- Actual Sale Value = Rs.650,000
- Value on 31-Jan’18 = Rs.600,000

Investment Cost = MAX { Actual Cost, MIN [Value on 31-Jan’18, Actual Sale Value] }

= MAX { 500,000, MIN [600,000, 650,000] }

= MAX { 500,000, 600,000}

**Investment Cost = 600,000**

Though the actual investment cost was Rs.500,000, but with above formula, the investment cost came much higher as Rs.600,000.

Hence the capital gain (after standard deduction) came much lower (zero). Hence tax payable as per LTCG Tax rule was also zero.

Case#2

- Actual Cost = Rs.500,000
- Actual Sale Value = Rs.750,000
- Value on 31-Jan’18 = Rs.600,000

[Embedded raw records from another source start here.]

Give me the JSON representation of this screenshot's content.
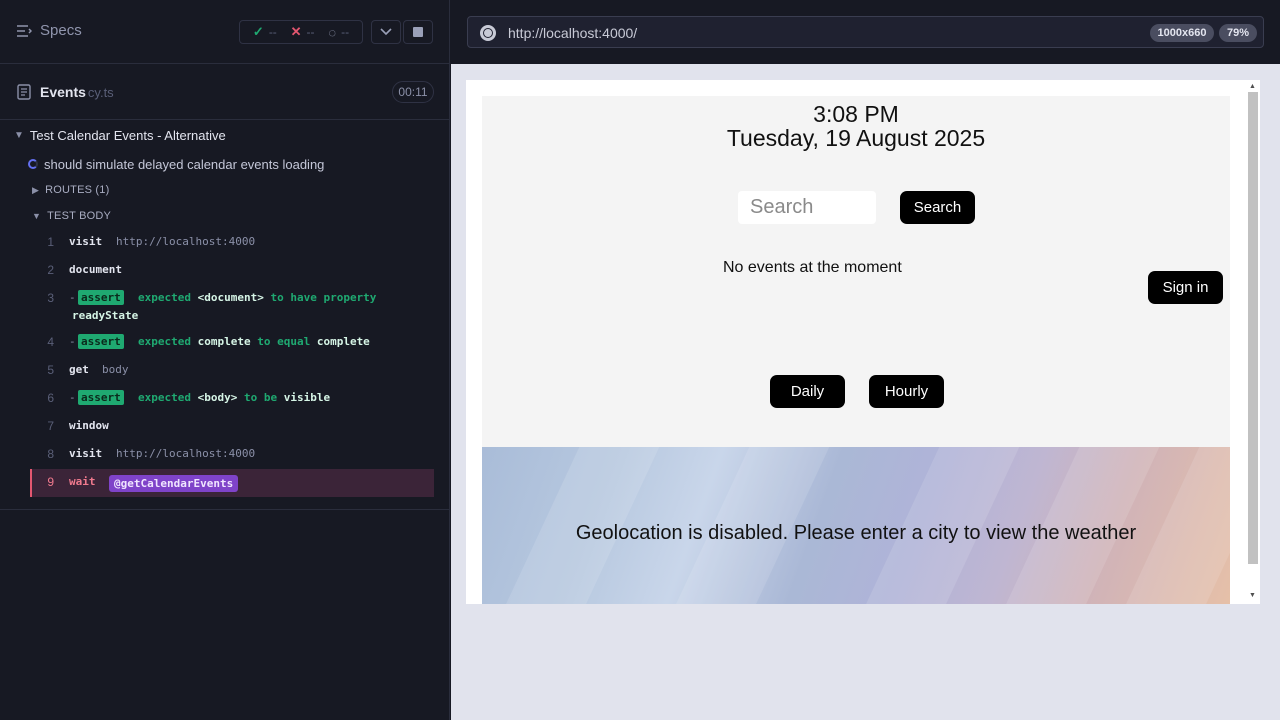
{
  "reporter": {
    "specs_label": "Specs",
    "stats": {
      "passed": "--",
      "failed": "--",
      "pending": "--"
    },
    "file": {
      "name": "Events",
      "ext": "cy.ts",
      "duration": "00:11"
    },
    "suite_title": "Test Calendar Events - Alternative",
    "test_title": "should simulate delayed calendar events loading",
    "routes_label": "ROUTES (1)",
    "test_body_label": "TEST BODY",
    "commands": [
      {
        "num": "1",
        "name": "visit",
        "message": "http://localhost:4000"
      },
      {
        "num": "2",
        "name": "document",
        "message": ""
      },
      {
        "num": "3",
        "name": "-",
        "badge": "assert",
        "line1_pre": "expected",
        "line1_hl": "<document>",
        "line1_post": "to have property",
        "line2": "readyState"
      },
      {
        "num": "4",
        "name": "-",
        "badge": "assert",
        "pre": "expected",
        "hl1": "complete",
        "mid": "to equal",
        "hl2": "complete"
      },
      {
        "num": "5",
        "name": "get",
        "message": "body"
      },
      {
        "num": "6",
        "name": "-",
        "badge": "assert",
        "pre": "expected",
        "hl1": "<body>",
        "mid": "to be",
        "hl2": "visible"
      },
      {
        "num": "7",
        "name": "window",
        "message": ""
      },
      {
        "num": "8",
        "name": "visit",
        "message": "http://localhost:4000"
      },
      {
        "num": "9",
        "name": "wait",
        "alias": "@getCalendarEvents"
      }
    ]
  },
  "browser": {
    "url": "http://localhost:4000/",
    "viewport": "1000x660",
    "zoom": "79%"
  },
  "app": {
    "time": "3:08 PM",
    "date": "Tuesday, 19 August 2025",
    "search_placeholder": "Search",
    "search_button": "Search",
    "no_events": "No events at the moment",
    "sign_in": "Sign in",
    "daily": "Daily",
    "hourly": "Hourly",
    "weather_message": "Geolocation is disabled. Please enter a city to view the weather"
  },
  "colors": {
    "pass": "#1fa971",
    "fail": "#e45770",
    "alias": "#7f43c9",
    "active_row": "#3b2438"
  },
  "icons": [
    "specs-list-icon",
    "check-icon",
    "x-icon",
    "spinner-icon",
    "chevron-down-icon",
    "stop-icon",
    "file-icon",
    "globe-icon"
  ]
}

Investment Cost = MAX { Actual Cost, MIN [Value on 31-Jan’18, Actual Sale Value] }

= MAX { 500,000, MIN [600,000, 750,000] }

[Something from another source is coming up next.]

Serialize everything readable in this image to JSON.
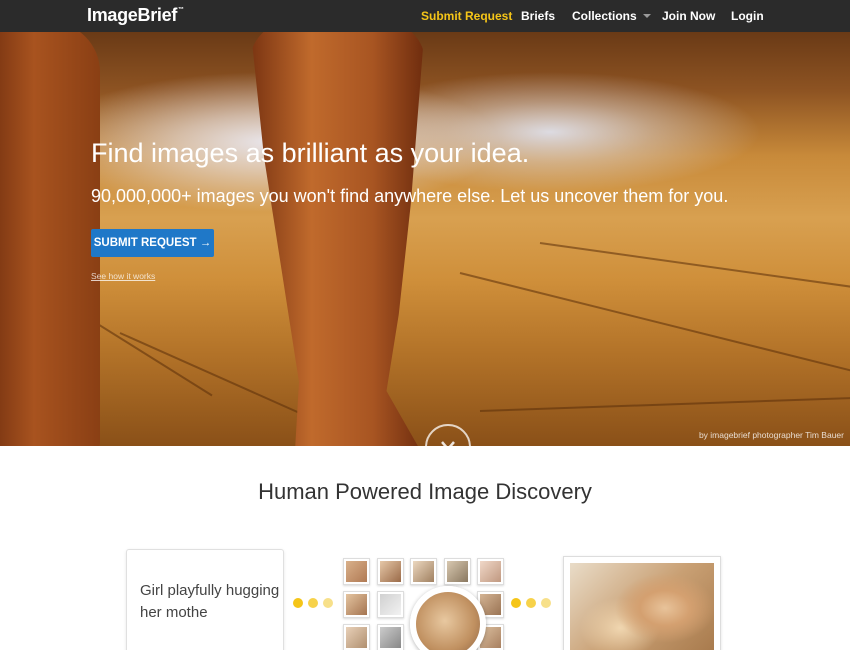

= MAX { 500,000, 600,000}

**Investment Cost = 600,000**

Though the actual investment cost was Rs.500,000, but with above formula, the investment cost came much higher as Rs.600,000.

Hence the capital gain (after standard deduction) came much lower (Rs.50,000). Hence tax payable as per LTCG Tax rule was only Rs.5,200.

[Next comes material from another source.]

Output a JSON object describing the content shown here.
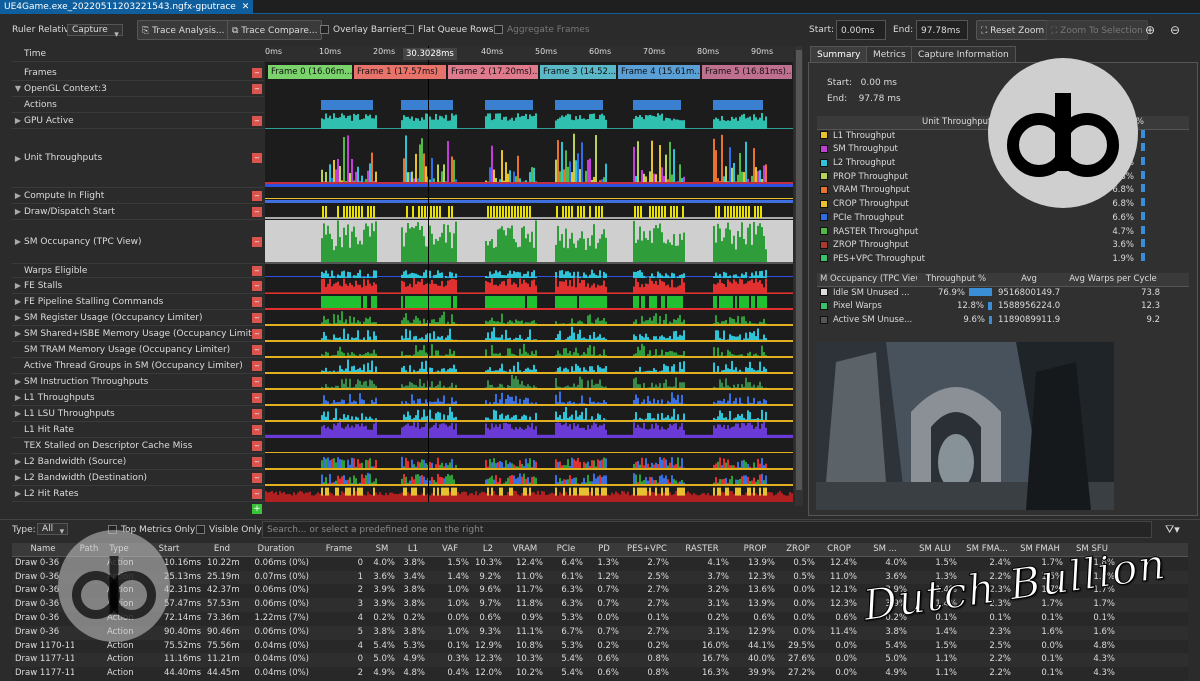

Case#3

- Actual Cost = Rs.500,000
- Actual Sale Value = Rs.450,000
- Value on 31-Jan’18 = Rs.600,000

Investment Cost = MAX { Actual Cost, MIN [Value on 31-Jan’18, Actual Sale Value] }

= MAX { 500,000, MIN [600,000, 450,000] }

= MAX { 500,000, 450,000}

**Investment Cost = 500,000**

**Simple calculation explaining the impact of LTCG Tax @10%**

### #1.5 What happens to STT (Security Transaction Tax)?

It must be noted that LTCG Tax has not been levied for the first time in India.

Before 2004-05, LTCG Tax was applicable.

But when LTCG was removed in 2004-05, STT was introduced (0.025% to 0.1%).

Now, when LTCG Tax has been introduced again, STT was not removed.

It means, LTCG Tax and STT both will be applicable henceforth

## #2. Dividend Distribution Tax (DDT) – 10%

Imposition of DDT was only obvious after LTCG Tax was made applicable.

If not, clever investors would have shelve traditional equity, and switched to dividend plans of mutual funds.

As dividends plans of mutual funds were not taxable in India, would have attracted investors after LTCG Tax regime.

To prevent this, DDT of 10% has also been introduced.

Who pays DDT?

It is the responsibility of the mutual fund houses to pay DDT to the government.

Hence, the fund houses will deduct the same before distributing dividends to its unit holders.

Fair enough, to balance Long Term Capital Gain Tax (LTCG), DDT has been imposed.

But LTCG is applicable only for values beyond Rs.1.0 Lakhs. What about DDT?

DDT will be applicable on every penny.

Debt based Mutual Funds which pay regular dividends are already familiar with DDT. Not the same rule is applicable on equity based mutual funds as well.

## What to Conclude from Budget 2018?

Frankly speaking, common men can do little with Long Term Capital Gain Tax (LTCG tax) and DDT.

I know there will be people who would like to flee the equity market in despair. But this is not a solution.

Not that I welcome what this Union Budget 2018 has done with the investment, but actually we have no other choice.

There are no other investments around which can match the fundamentals of equity.

What options we have?

- Bitcoin (take your own call).
- Fixed Deposits – it will never match equity, even after LTCG tax.
- Debt based mutual funds – no match for equity.
- Gold – even this cannot match equity’s returns.

It will not be wrong to say that common men may feel helpless here. They have no other choice but to take LTCG Tax and DDT with a pinch of salt.

But having said that, I would also like to thank Mr. Arun Jaitley for his following due considerations:

- Capital Gain Calculation to be considered only after 31-Jan’18
- First Rs.1.0 Lakhs no to be considered as capital gain.

If these would not have been there, I suppose the equity market would have crashed 10,000 in a day. I know it is a wild guess, but the market would not have absorbed

[P.Note: On 01-Feb’18, Sensex was trading at 36,200 points. Today, 4 days after union budget 2018, Sensex is trading at 34,800 points. This is fall of 1,400 points in matter of 4 days. ]

## 2 Responses

Hi,

Even if shares were sold in April-2017, do we need to consider value as on 31-Apr-2018 for Cost of Acquisition? (for new LTCG tax)

Thanks,

Vish Patel

I will suggest you to kindly read point number #1.4 for details.